New Demos Proposal Details How to Direct Capital Investments into America’s Long-Term Infrastructure and Sustainability Needs
Wall Street’s obsession with quick and certain profit is fundamentally at odds with the long-term investment our society needs. Changing this imbalance can unlock our ability to address the nation’s most pressing challenges—including rebuilding our nation’s crumbling infrastructure, supporting robust job creation, and expanding sustainable energy. The Financial Infrastructure Exchange (FIX), a new proposal developed by Demos President Heather McGhee and Demos Senior Fellow Wallace Turbeville and unveiled in the new edition of Democracy: A Journal of Ideas, provides the solution.
Included as one of the magazine’s 16 for ‘16 bold ideas, the FIX is a fully-funded federal policy designed to direct capital investments into long-term infrastructure and sustainability needs. Read the full report “From Short-Term Gains to Long-Term Needs: Financial Infrastructure Exchange” here.
The FIX functions as a tax-and-subsidy program, taxing short-term activities such as high-frequency trading to subsidize necessary long-term investment. For instance, at the end of 2014, America’s retirement capital was approximately $24.7 trillion, including $5.2 trillion in public pension assets. Over the last five years, those public pensions invested roughly $6 billion in infrastructure, but, of that, $5 billion is invested in other countries, mainly in Europe and Asia. However, by correcting market short-sightedness, the FIX would flip that spending. It will empower Americans to invest in their own roads and bridges without penalizing their retirement savings, support communities in building the sustainable energy systems they want and need, and all while creating thousands of good, well-paying jobs.

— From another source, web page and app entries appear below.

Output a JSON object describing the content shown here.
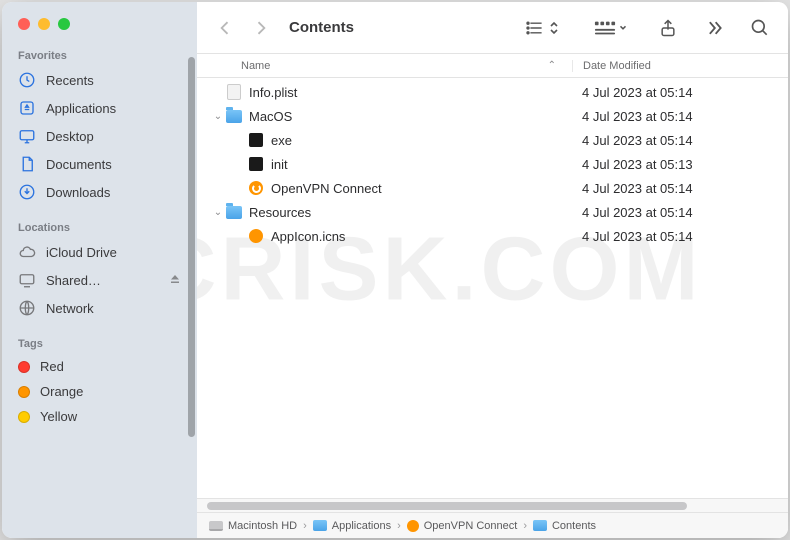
{
  "window": {
    "title": "Contents"
  },
  "sidebar": {
    "favorites_label": "Favorites",
    "locations_label": "Locations",
    "tags_label": "Tags",
    "favorites": [
      {
        "label": "Recents"
      },
      {
        "label": "Applications"
      },
      {
        "label": "Desktop"
      },
      {
        "label": "Documents"
      },
      {
        "label": "Downloads"
      }
    ],
    "locations": [
      {
        "label": "iCloud Drive"
      },
      {
        "label": "Shared…"
      },
      {
        "label": "Network"
      }
    ],
    "tags": [
      {
        "label": "Red",
        "color": "#ff3b30"
      },
      {
        "label": "Orange",
        "color": "#ff9500"
      },
      {
        "label": "Yellow",
        "color": "#ffcc00"
      }
    ]
  },
  "columns": {
    "name": "Name",
    "date_modified": "Date Modified"
  },
  "files": [
    {
      "indent": 0,
      "kind": "plist",
      "name": "Info.plist",
      "date": "4 Jul 2023 at 05:14",
      "disclosure": ""
    },
    {
      "indent": 0,
      "kind": "folder",
      "name": "MacOS",
      "date": "4 Jul 2023 at 05:14",
      "disclosure": "open"
    },
    {
      "indent": 1,
      "kind": "exec",
      "name": "exe",
      "date": "4 Jul 2023 at 05:14",
      "disclosure": ""
    },
    {
      "indent": 1,
      "kind": "exec",
      "name": "init",
      "date": "4 Jul 2023 at 05:13",
      "disclosure": ""
    },
    {
      "indent": 1,
      "kind": "app",
      "name": "OpenVPN Connect",
      "date": "4 Jul 2023 at 05:14",
      "disclosure": ""
    },
    {
      "indent": 0,
      "kind": "folder",
      "name": "Resources",
      "date": "4 Jul 2023 at 05:14",
      "disclosure": "open"
    },
    {
      "indent": 1,
      "kind": "icns",
      "name": "AppIcon.icns",
      "date": "4 Jul 2023 at 05:14",
      "disclosure": ""
    }
  ],
  "path": [
    {
      "kind": "disk",
      "label": "Macintosh HD"
    },
    {
      "kind": "folder",
      "label": "Applications"
    },
    {
      "kind": "app",
      "label": "OpenVPN Connect"
    },
    {
      "kind": "folder",
      "label": "Contents"
    }
  ],
  "watermark": "PCRISK.COM"
}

“Current financial models value short-term price and liquidity over long-term value creation,” said Turbeville. “By taxing these ultimately unproductive trading activities, we can divert short-term gains into more socially beneficial uses of capital.”
Under the FIX, subsidies go directly to investors, meaning that the shareholding community determines and prioritizes qualified long-term investments. Additionally, the tax revenues garnered through FTTs will go directly to the FIX, bypassing congressional budgets and creating the opportunity for more decentralized, regional and local governance structures to set standards for prioritizing and targeting fix investments where they are needed most.
“The FIX is more than an infrastructure finance policy,” said McGhee. “With its emphasis on community involvement, operating outside the whims of government taxation or budgetary politics, it is also a new and potentially game-changing platform for inclusive economic development.”